Dr. Michael Phillips, director of Suicide Research and Prevention Center at Shanghai Jiao Tong University School of Medicine, does not think so.
"I expect the recent spate of violence by persons with mental illness is more a reflection of increased press interest than the result of greater frequency of such events," he tells me. "Given the size of the country, these events are going to happen."
Phillips has resided and worked in China for more than 20 years. He has co-authored research papers on mental health issues in China, including one on the alarmingly high suicide rate in China.

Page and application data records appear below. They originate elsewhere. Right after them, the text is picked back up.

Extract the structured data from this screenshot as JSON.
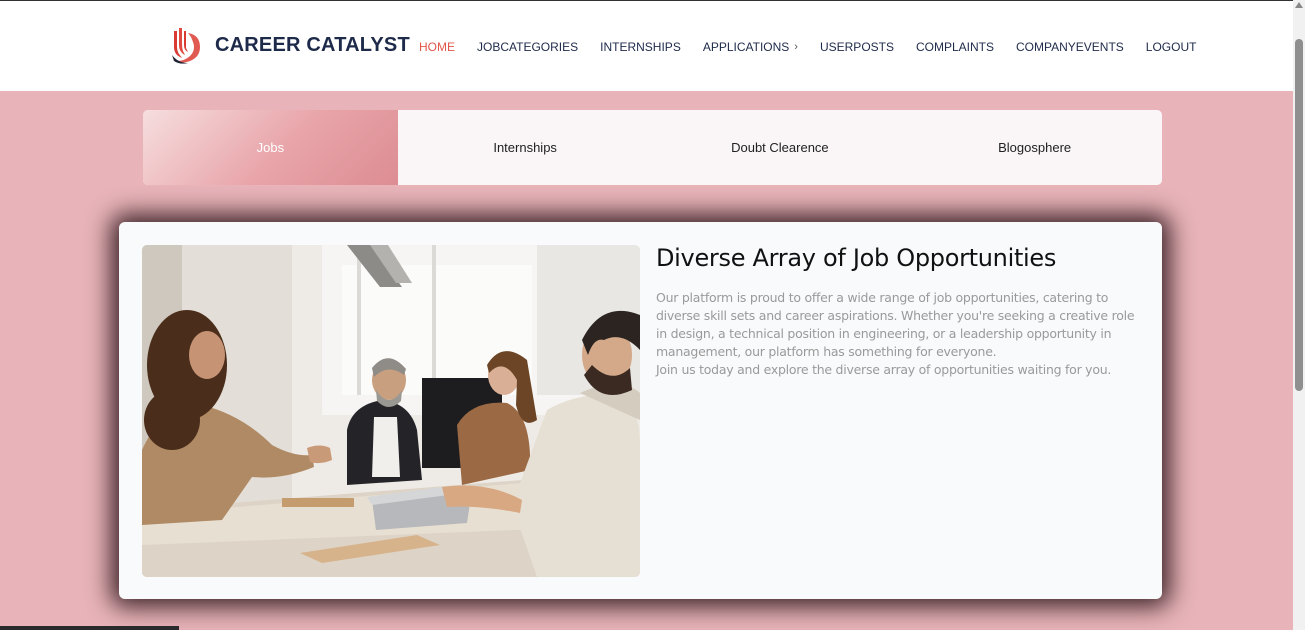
{
  "brand": {
    "name": "CAREER CATALYST"
  },
  "nav": {
    "items": [
      {
        "label": "HOME",
        "active": true
      },
      {
        "label": "JOBCATEGORIES"
      },
      {
        "label": "INTERNSHIPS"
      },
      {
        "label": "APPLICATIONS",
        "has_dropdown": true
      },
      {
        "label": "USERPOSTS"
      },
      {
        "label": "COMPLAINTS"
      },
      {
        "label": "COMPANYEVENTS"
      },
      {
        "label": "LOGOUT"
      }
    ]
  },
  "tabs": [
    {
      "label": "Jobs",
      "active": true
    },
    {
      "label": "Internships"
    },
    {
      "label": "Doubt Clearence"
    },
    {
      "label": "Blogosphere"
    }
  ],
  "feature": {
    "title": "Diverse Array of Job Opportunities",
    "paragraph1": "Our platform is proud to offer a wide range of job opportunities, catering to diverse skill sets and career aspirations. Whether you're seeking a creative role in design, a technical position in engineering, or a leadership opportunity in management, our platform has something for everyone.",
    "paragraph2": "Join us today and explore the diverse array of opportunities waiting for you."
  },
  "colors": {
    "page_background": "#e8b4b9",
    "accent": "#e0574a",
    "brand_text": "#1e2a4a",
    "active_tab": "#dc8d93"
  },
  "icons": {
    "logo": "career-catalyst-logo-icon",
    "dropdown": "chevron-right-icon"
  }
}
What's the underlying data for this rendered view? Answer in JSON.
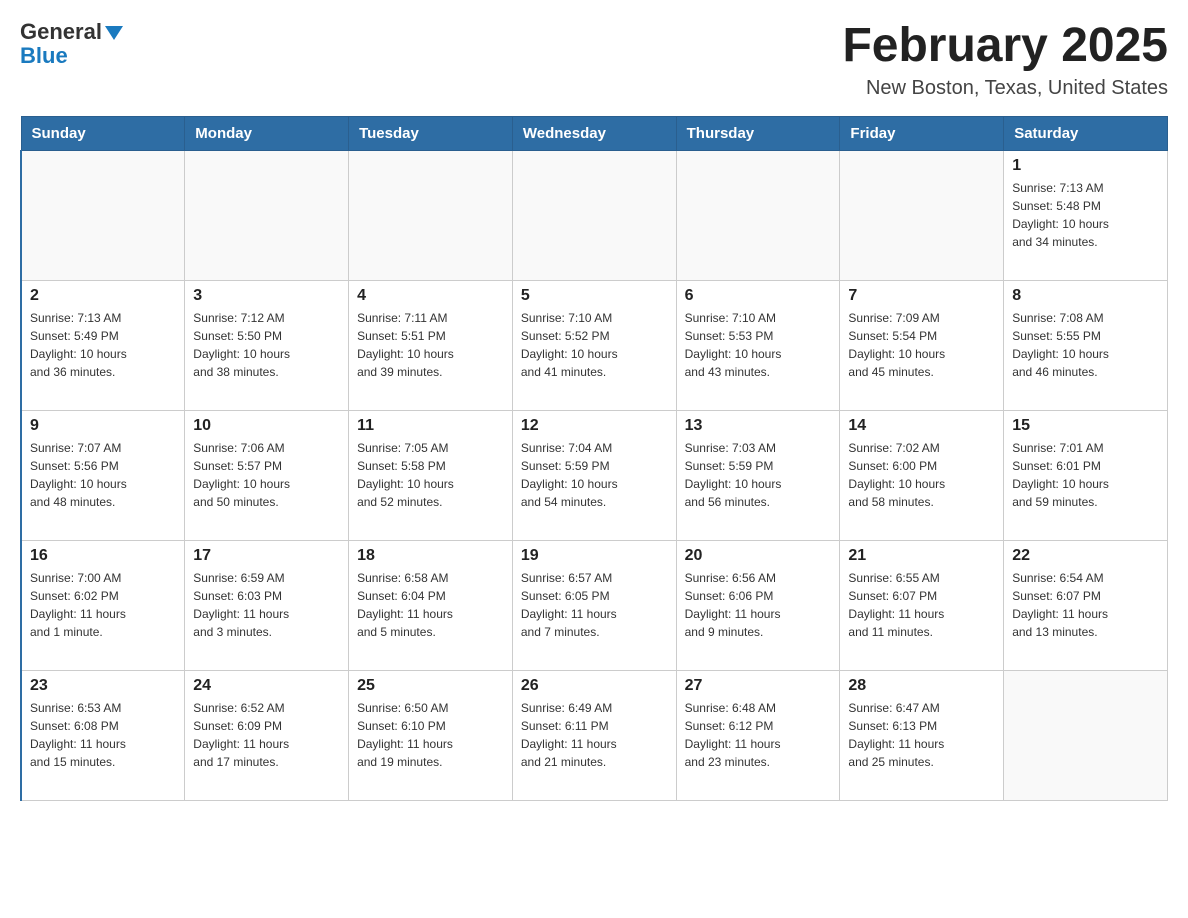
{
  "header": {
    "logo_general": "General",
    "logo_blue": "Blue",
    "main_title": "February 2025",
    "subtitle": "New Boston, Texas, United States"
  },
  "days_of_week": [
    "Sunday",
    "Monday",
    "Tuesday",
    "Wednesday",
    "Thursday",
    "Friday",
    "Saturday"
  ],
  "weeks": [
    {
      "days": [
        {
          "number": "",
          "info": ""
        },
        {
          "number": "",
          "info": ""
        },
        {
          "number": "",
          "info": ""
        },
        {
          "number": "",
          "info": ""
        },
        {
          "number": "",
          "info": ""
        },
        {
          "number": "",
          "info": ""
        },
        {
          "number": "1",
          "info": "Sunrise: 7:13 AM\nSunset: 5:48 PM\nDaylight: 10 hours\nand 34 minutes."
        }
      ]
    },
    {
      "days": [
        {
          "number": "2",
          "info": "Sunrise: 7:13 AM\nSunset: 5:49 PM\nDaylight: 10 hours\nand 36 minutes."
        },
        {
          "number": "3",
          "info": "Sunrise: 7:12 AM\nSunset: 5:50 PM\nDaylight: 10 hours\nand 38 minutes."
        },
        {
          "number": "4",
          "info": "Sunrise: 7:11 AM\nSunset: 5:51 PM\nDaylight: 10 hours\nand 39 minutes."
        },
        {
          "number": "5",
          "info": "Sunrise: 7:10 AM\nSunset: 5:52 PM\nDaylight: 10 hours\nand 41 minutes."
        },
        {
          "number": "6",
          "info": "Sunrise: 7:10 AM\nSunset: 5:53 PM\nDaylight: 10 hours\nand 43 minutes."
        },
        {
          "number": "7",
          "info": "Sunrise: 7:09 AM\nSunset: 5:54 PM\nDaylight: 10 hours\nand 45 minutes."
        },
        {
          "number": "8",
          "info": "Sunrise: 7:08 AM\nSunset: 5:55 PM\nDaylight: 10 hours\nand 46 minutes."
        }
      ]
    },
    {
      "days": [
        {
          "number": "9",
          "info": "Sunrise: 7:07 AM\nSunset: 5:56 PM\nDaylight: 10 hours\nand 48 minutes."
        },
        {
          "number": "10",
          "info": "Sunrise: 7:06 AM\nSunset: 5:57 PM\nDaylight: 10 hours\nand 50 minutes."
        },
        {
          "number": "11",
          "info": "Sunrise: 7:05 AM\nSunset: 5:58 PM\nDaylight: 10 hours\nand 52 minutes."
        },
        {
          "number": "12",
          "info": "Sunrise: 7:04 AM\nSunset: 5:59 PM\nDaylight: 10 hours\nand 54 minutes."
        },
        {
          "number": "13",
          "info": "Sunrise: 7:03 AM\nSunset: 5:59 PM\nDaylight: 10 hours\nand 56 minutes."
        },
        {
          "number": "14",
          "info": "Sunrise: 7:02 AM\nSunset: 6:00 PM\nDaylight: 10 hours\nand 58 minutes."
        },
        {
          "number": "15",
          "info": "Sunrise: 7:01 AM\nSunset: 6:01 PM\nDaylight: 10 hours\nand 59 minutes."
        }
      ]
    },
    {
      "days": [
        {
          "number": "16",
          "info": "Sunrise: 7:00 AM\nSunset: 6:02 PM\nDaylight: 11 hours\nand 1 minute."
        },
        {
          "number": "17",
          "info": "Sunrise: 6:59 AM\nSunset: 6:03 PM\nDaylight: 11 hours\nand 3 minutes."
        },
        {
          "number": "18",
          "info": "Sunrise: 6:58 AM\nSunset: 6:04 PM\nDaylight: 11 hours\nand 5 minutes."
        },
        {
          "number": "19",
          "info": "Sunrise: 6:57 AM\nSunset: 6:05 PM\nDaylight: 11 hours\nand 7 minutes."
        },
        {
          "number": "20",
          "info": "Sunrise: 6:56 AM\nSunset: 6:06 PM\nDaylight: 11 hours\nand 9 minutes."
        },
        {
          "number": "21",
          "info": "Sunrise: 6:55 AM\nSunset: 6:07 PM\nDaylight: 11 hours\nand 11 minutes."
        },
        {
          "number": "22",
          "info": "Sunrise: 6:54 AM\nSunset: 6:07 PM\nDaylight: 11 hours\nand 13 minutes."
        }
      ]
    },
    {
      "days": [
        {
          "number": "23",
          "info": "Sunrise: 6:53 AM\nSunset: 6:08 PM\nDaylight: 11 hours\nand 15 minutes."
        },
        {
          "number": "24",
          "info": "Sunrise: 6:52 AM\nSunset: 6:09 PM\nDaylight: 11 hours\nand 17 minutes."
        },
        {
          "number": "25",
          "info": "Sunrise: 6:50 AM\nSunset: 6:10 PM\nDaylight: 11 hours\nand 19 minutes."
        },
        {
          "number": "26",
          "info": "Sunrise: 6:49 AM\nSunset: 6:11 PM\nDaylight: 11 hours\nand 21 minutes."
        },
        {
          "number": "27",
          "info": "Sunrise: 6:48 AM\nSunset: 6:12 PM\nDaylight: 11 hours\nand 23 minutes."
        },
        {
          "number": "28",
          "info": "Sunrise: 6:47 AM\nSunset: 6:13 PM\nDaylight: 11 hours\nand 25 minutes."
        },
        {
          "number": "",
          "info": ""
        }
      ]
    }
  ]
}
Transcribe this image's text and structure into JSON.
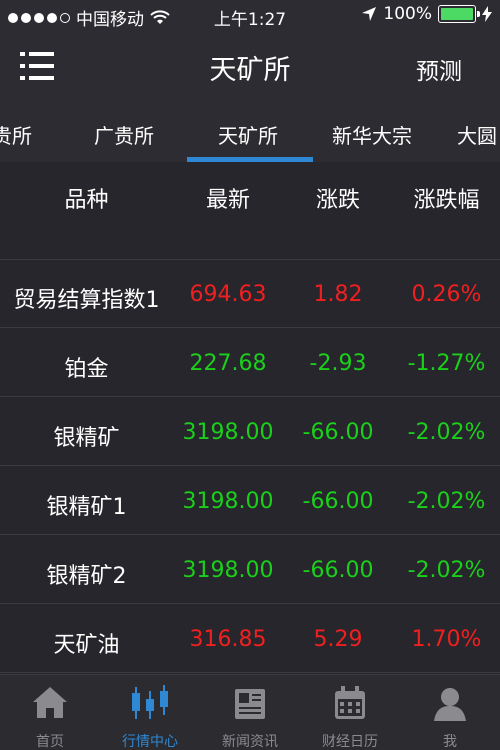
{
  "status": {
    "carrier": "中国移动",
    "time": "上午1:27",
    "battery": "100%"
  },
  "nav": {
    "title": "天矿所",
    "right": "预测"
  },
  "tabs": [
    "贵所",
    "广贵所",
    "天矿所",
    "新华大宗",
    "大圆"
  ],
  "active_tab": "天矿所",
  "header": {
    "name": "品种",
    "last": "最新",
    "change": "涨跌",
    "pct": "涨跌幅"
  },
  "rows": [
    {
      "name": "贸易结算指数1",
      "last": "694.63",
      "change": "1.82",
      "pct": "0.26%",
      "dir": "up"
    },
    {
      "name": "铂金",
      "last": "227.68",
      "change": "-2.93",
      "pct": "-1.27%",
      "dir": "down"
    },
    {
      "name": "银精矿",
      "last": "3198.00",
      "change": "-66.00",
      "pct": "-2.02%",
      "dir": "down"
    },
    {
      "name": "银精矿1",
      "last": "3198.00",
      "change": "-66.00",
      "pct": "-2.02%",
      "dir": "down"
    },
    {
      "name": "银精矿2",
      "last": "3198.00",
      "change": "-66.00",
      "pct": "-2.02%",
      "dir": "down"
    },
    {
      "name": "天矿油",
      "last": "316.85",
      "change": "5.29",
      "pct": "1.70%",
      "dir": "up"
    }
  ],
  "colors": {
    "up": "#f02020",
    "down": "#1bd01b",
    "accent": "#2f88d4"
  },
  "tabbar": [
    {
      "label": "首页",
      "icon": "home-icon"
    },
    {
      "label": "行情中心",
      "icon": "candlestick-icon"
    },
    {
      "label": "新闻资讯",
      "icon": "newspaper-icon"
    },
    {
      "label": "财经日历",
      "icon": "calendar-icon"
    },
    {
      "label": "我",
      "icon": "user-icon"
    }
  ],
  "active_tabbar": "行情中心"
}
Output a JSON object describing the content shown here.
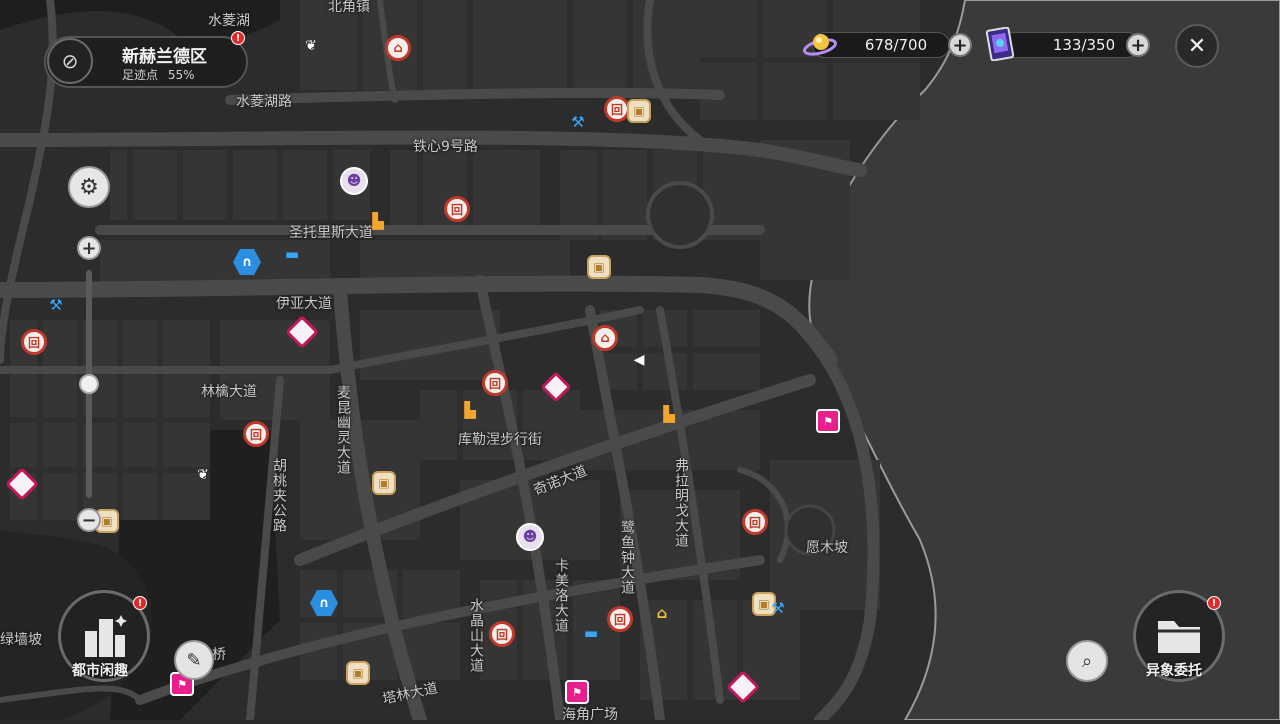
{
  "hud": {
    "district": {
      "name": "新赫兰德区",
      "progress_label": "足迹点",
      "progress_value": "55%"
    },
    "resources": [
      {
        "id": "energy",
        "value": "678/700",
        "icon": "energy-orb-icon"
      },
      {
        "id": "cards",
        "value": "133/350",
        "icon": "card-pack-icon"
      }
    ],
    "alert_mark": "!"
  },
  "bottom_left": {
    "city_fun_label": "都市闲趣"
  },
  "bottom_right": {
    "anomaly_label": "异象委托"
  },
  "map": {
    "labels": {
      "shuiling_lake": "水菱湖",
      "beijiao_town": "北角镇",
      "shuiling_lake_road": "水菱湖路",
      "tiexin_road": "铁心9号路",
      "santorius_ave": "圣托里斯大道",
      "yiya_ave": "伊亚大道",
      "linqin_ave": "林檎大道",
      "kulenie_street": "库勒涅步行街",
      "qinuo_ave": "奇诺大道",
      "maikun_ave": "麦昆幽灵大道",
      "hutao_road": "胡桃夹公路",
      "feilaming_ave": "弗拉明戈大道",
      "egret_ave": "鹭鱼钟大道",
      "kamei_ave": "卡美洛大道",
      "shuimiao_ave": "水晶山大道",
      "yuanmu_slope": "愿木坡",
      "green_wall_slope": "绿墙坡",
      "talin_ave": "塔林大道",
      "haijiao_plaza": "海角广场",
      "bridge": "桥"
    }
  }
}
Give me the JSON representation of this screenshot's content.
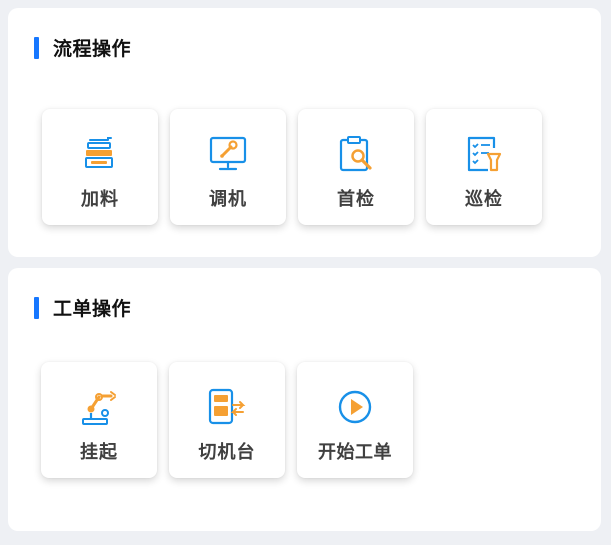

The Canadian psychiatrist says "there is no clear evidence that the prevalence of mental disorders has changed dramatically in the last decade or so" -- with the exception of alcohol abuse.
"It's impossible to characterize the mental health of a nation, particularly on the size and diversity of China. My large study with 60,000+ subjects in four provinces found rates of mental illnesses similar to that reported in Europe and North America," he said.
Shortage of counselors
Still, the China numbers are staggering.
In 2009, according to the Ministry of Health's Center for Statistics Information, psychiatric patients in China totaled nearly 19 million. Yet, there is an acute shortage of medical caregivers. Only 88,117 health personnel were available to provide professional care in 637 psychiatric hospitals.
The picture looks alarming from Li Sikun's viewpoint. A psychiatric counselor, she says her privately-run counseling center in Beijing helps urbanites and white-collar workers who mostly suffer from depression and anxiety. "The overheated economic development has made people obsessed with material things at the expense of inner balance," she says. "The world is changing too fast, and people are losing their bearing. It's the same experience many developed countries have been through."
Other observers see a darker picture.
"Some recent headlines from the past year indicate that untreated mental illness may be becoming a more acute problem in China," writes Wan Yanhai, a medical doctor and health advocate for HIV/Aids prevention in China. In an essay published last January in Foreign Policy, Wan cited last year's grisly attacks on schoolchildren and the suicides of several young workers at a sprawling Foxconn factory assembling iPhones in southern China.
"Even as many people who need medical attention are unable to receive help--either because it is too costly or because of the great social stigma attached," he writes, "there are others who are healthy but are labeled 'mentally ill' by authorities seeking a reason to detain them in mental-health hospitals."
"I have seen people sent to mental hospitals for being gay, for domestic disputes and for political dissent," he writes. "Many whose lives could be improved will never receive medical attention, and many who don't need it are held in confinement in the name of medicine."
Others credit the government for putting new priority on mental health. Along with diabetes and hypertension, Dr. Phillips notes, mental illness is now one of the main targets of a health reform program initiated in 2009.
"This is an indication of the level of awareness of the problem at the political level," Dr. Phillips says. The government wants to develop community-based services for the recognition and treatment of mental illnesses."
The government has allocated money, but it has yet to build a network of community-based mental health providers. "Given that currently only about 8% of persons with mental illnesses ever seek help, one main goal of prevention efforts is to increase care-seeking; that is, changing attitudes about mental illnesses, so sufferers and their family members are willing to seek help."
Until recently, mental illness is a taboo topic in China.
Cui Yongyuan, 48, was a popular talk show host on CCTV, well liked for his natural, relaxed style, quite unlike the stiff style of other TV personalities. But for some time Cui stopped his show. "I had suffered depression, a serious case of depression," Cui said in an interview with CCTV in 2005. "I hope everyone will realize there is such an illness. If you have a friend around who has this illness, I hope you will not look down on him. Instead encourage him to see the doctor, who can then help solve the problem."
Cui is back on air, hosting a revamped talk show on national television called "Talked to Little Cui."